BEGIN Given data
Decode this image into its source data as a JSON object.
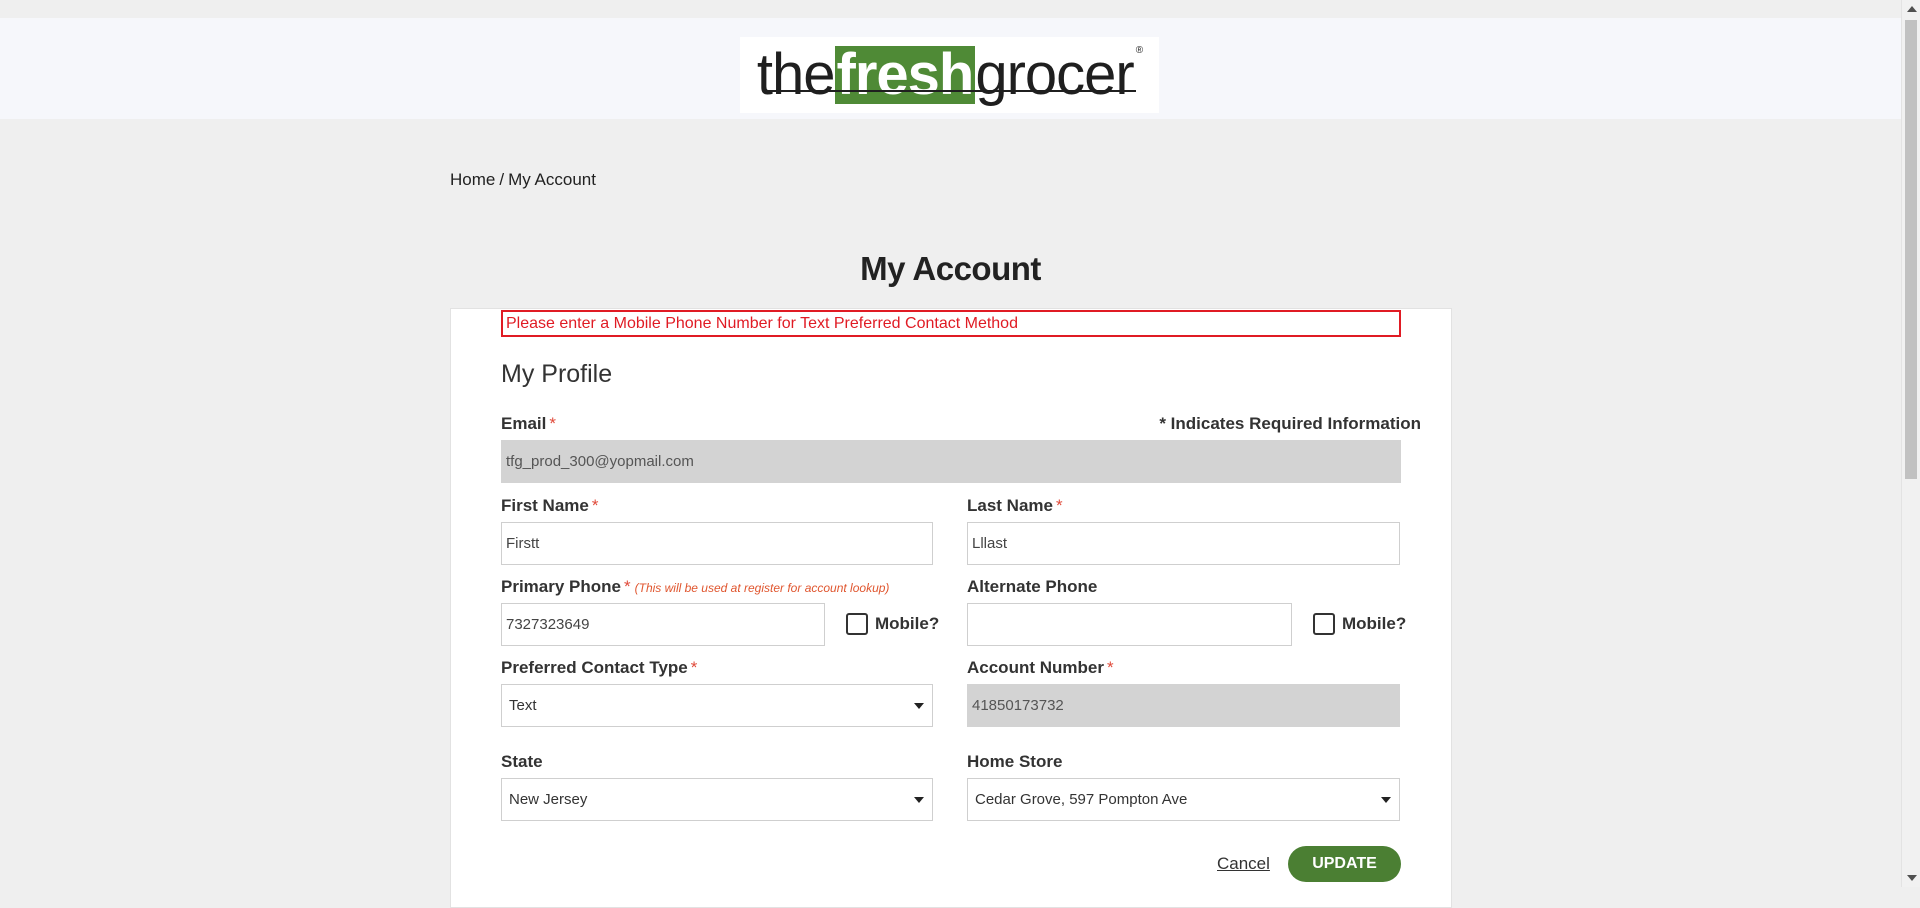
{
  "brand": {
    "logo_parts": [
      "the",
      "fresh",
      "grocer"
    ],
    "logo_reg": "®",
    "fresh_color": "#4f8a36"
  },
  "breadcrumb": {
    "home": "Home",
    "separator": "/",
    "current": "My Account"
  },
  "page_title": "My Account",
  "error_message": "Please enter a Mobile Phone Number for Text Preferred Contact Method",
  "section_title": "My Profile",
  "required_note": "* Indicates Required Information",
  "required_mark": "*",
  "fields": {
    "email": {
      "label": "Email",
      "value": "tfg_prod_300@yopmail.com"
    },
    "first_name": {
      "label": "First Name",
      "value": "Firstt"
    },
    "last_name": {
      "label": "Last Name",
      "value": "Lllast"
    },
    "primary_phone": {
      "label": "Primary Phone",
      "hint": "(This will be used at register for account lookup)",
      "value": "7327323649",
      "mobile_label": "Mobile?"
    },
    "alternate_phone": {
      "label": "Alternate Phone",
      "value": "",
      "mobile_label": "Mobile?"
    },
    "preferred_contact": {
      "label": "Preferred Contact Type",
      "selected": "Text"
    },
    "account_number": {
      "label": "Account Number",
      "value": "41850173732"
    },
    "state": {
      "label": "State",
      "selected": "New Jersey"
    },
    "home_store": {
      "label": "Home Store",
      "selected": "Cedar Grove, 597 Pompton Ave"
    }
  },
  "actions": {
    "cancel": "Cancel",
    "update": "UPDATE",
    "update_color": "#4b7f33"
  },
  "colors": {
    "error": "#e01b24",
    "required": "#e04a3a",
    "hint": "#e0562f"
  }
}
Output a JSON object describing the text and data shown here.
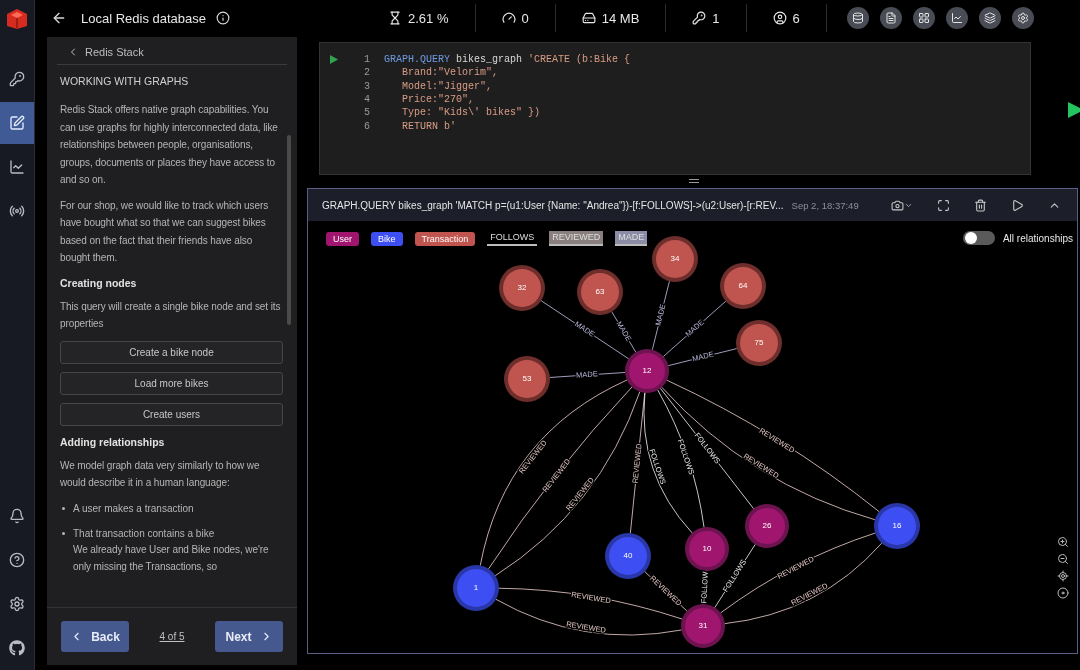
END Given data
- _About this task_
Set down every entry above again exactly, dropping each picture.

- _Answer area_
Decode this image into its source data as a JSON object.
{
  "brand": {
    "logo_parts": [
      "the",
      "fresh",
      "grocer"
    ],
    "logo_reg": "®",
    "fresh_color": "#4f8a36"
  },
  "breadcrumb": {
    "home": "Home",
    "separator": "/",
    "current": "My Account"
  },
  "page_title": "My Account",
  "error_message": "Please enter a Mobile Phone Number for Text Preferred Contact Method",
  "section_title": "My Profile",
  "required_note": "* Indicates Required Information",
  "required_mark": "*",
  "fields": {
    "email": {
      "label": "Email",
      "value": "tfg_prod_300@yopmail.com"
    },
    "first_name": {
      "label": "First Name",
      "value": "Firstt"
    },
    "last_name": {
      "label": "Last Name",
      "value": "Lllast"
    },
    "primary_phone": {
      "label": "Primary Phone",
      "hint": "(This will be used at register for account lookup)",
      "value": "7327323649",
      "mobile_label": "Mobile?"
    },
    "alternate_phone": {
      "label": "Alternate Phone",
      "value": "",
      "mobile_label": "Mobile?"
    },
    "preferred_contact": {
      "label": "Preferred Contact Type",
      "selected": "Text"
    },
    "account_number": {
      "label": "Account Number",
      "value": "41850173732"
    },
    "state": {
      "label": "State",
      "selected": "New Jersey"
    },
    "home_store": {
      "label": "Home Store",
      "selected": "Cedar Grove, 597 Pompton Ave"
    }
  },
  "actions": {
    "cancel": "Cancel",
    "update": "UPDATE",
    "update_color": "#4b7f33"
  },
  "colors": {
    "error": "#e01b24",
    "required": "#e04a3a",
    "hint": "#e0562f"
  }
}
Output a JSON object describing the text and data shown here.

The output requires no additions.